Identity checks on various types of transaction have been advanced in Home Office documents like this one on Special Issues Research; Charles Clarke gave other similar examples in this column in the Times. The specific idea that cash transactions over a certain level be subject to identity checks is supposed to be a way to prevent money-laundering. Public services -- such as applications for fishing licences, purchasing drugs on prescription, and so forth -- can be made conditional on identity checks using powers in the Act.
The information that can be held on the National Identity Register covers only basic personal information roughly the same as that needed for a passport.
This is false, as a brief perusal of schedule 1 of the Identity Cards Act shows, though of course the Home Office's attempts to confuse people as to the difference between ID cards and passports means that they will probably be increasing the amount of personal data required in an application for a passport.
[The NIR] will not include details of withdrawals of cash from bank accounts, medical records or even whether someone has obtained a fishing licence.
All of this information may be recorded in the ``audit trail'', or recorded in other government databases and then connected to records in the NIR by means of a unique number (the National Registration Identity Number) so that it can trivially be retrieved in connection with an individual's NIR record.

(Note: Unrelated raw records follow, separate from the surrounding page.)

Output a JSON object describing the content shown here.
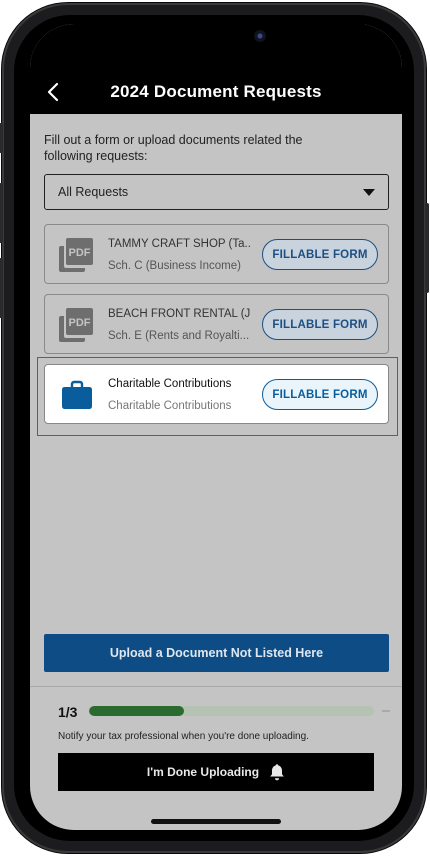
{
  "header": {
    "title": "2024 Document Requests",
    "back_icon": "chevron-left-icon"
  },
  "intro": {
    "text": "Fill out a form or upload documents related the following requests:"
  },
  "filter": {
    "selected": "All Requests",
    "icon": "caret-down-icon"
  },
  "requests": [
    {
      "title": "TAMMY CRAFT SHOP (Ta...",
      "subtitle": "Sch. C (Business Income)",
      "icon": "pdf-icon",
      "button": "FILLABLE FORM"
    },
    {
      "title": "BEACH FRONT RENTAL  (J...",
      "subtitle": "Sch. E (Rents and Royalti...",
      "icon": "pdf-icon",
      "button": "FILLABLE FORM"
    },
    {
      "title": "Charitable Contributions",
      "subtitle": "Charitable Contributions",
      "icon": "briefcase-icon",
      "button": "FILLABLE FORM"
    }
  ],
  "upload": {
    "label": "Upload a Document Not Listed Here"
  },
  "progress": {
    "label": "1/3",
    "fraction": 0.333,
    "note": "Notify your tax professional when you're done uploading."
  },
  "done": {
    "label": "I'm Done Uploading",
    "icon": "bell-icon"
  },
  "colors": {
    "accent_blue": "#0e4c85",
    "button_text_active": "#0a5d9c",
    "progress_green": "#2b6b2f",
    "highlight_red": "#c0392b",
    "overlay_gray": "#c4c4c4"
  }
}
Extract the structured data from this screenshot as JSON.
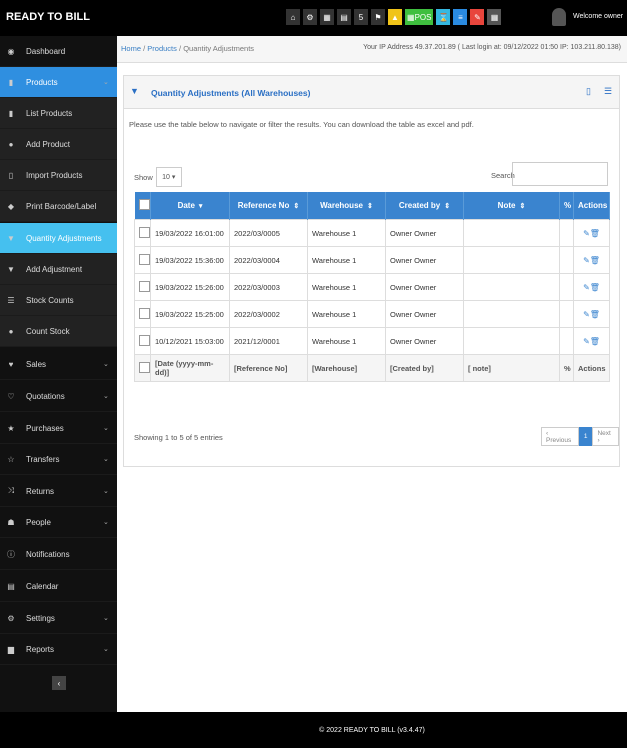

The Regulatory Impact Assessment gives (p13) the use of the audit trail information for surveillance as an explicit goal of the scheme, and identifies, ``stay[ing] in hotels, rent[ing] accommodation, hir[ing] cars, buy[ing] mobile phones, and generally carry[ing] out their activities'' as things which would be made harder for terrorists by this surveillance -- and by implication, things which would be subject to surveillance through the audit trail.
These pieces [by journalists describing the provisions of anti-civil-liberties legislation] are in my opinion symptomatic of a more general intellectual laziness which seeks to slip onto the shoulders of modern democratic states the mantle of dictatorial power.
-- he might be well served by looking closer to home for individuals guilty of ``intellectual laziness''. From this point on, appropriately enough, he made no further substantive points but simply lapsed into the usual ``9/11 means the world has changed and therefore everyone is compelled to agree with every stupid idea we're prepared to throw at you.'' Actually the last bit of his speech reads a lot like the Euston manifesto -- it's full of vague waffle about how the existence of dictatorships means we should ignore things that democratic governments do wrong. Sigh.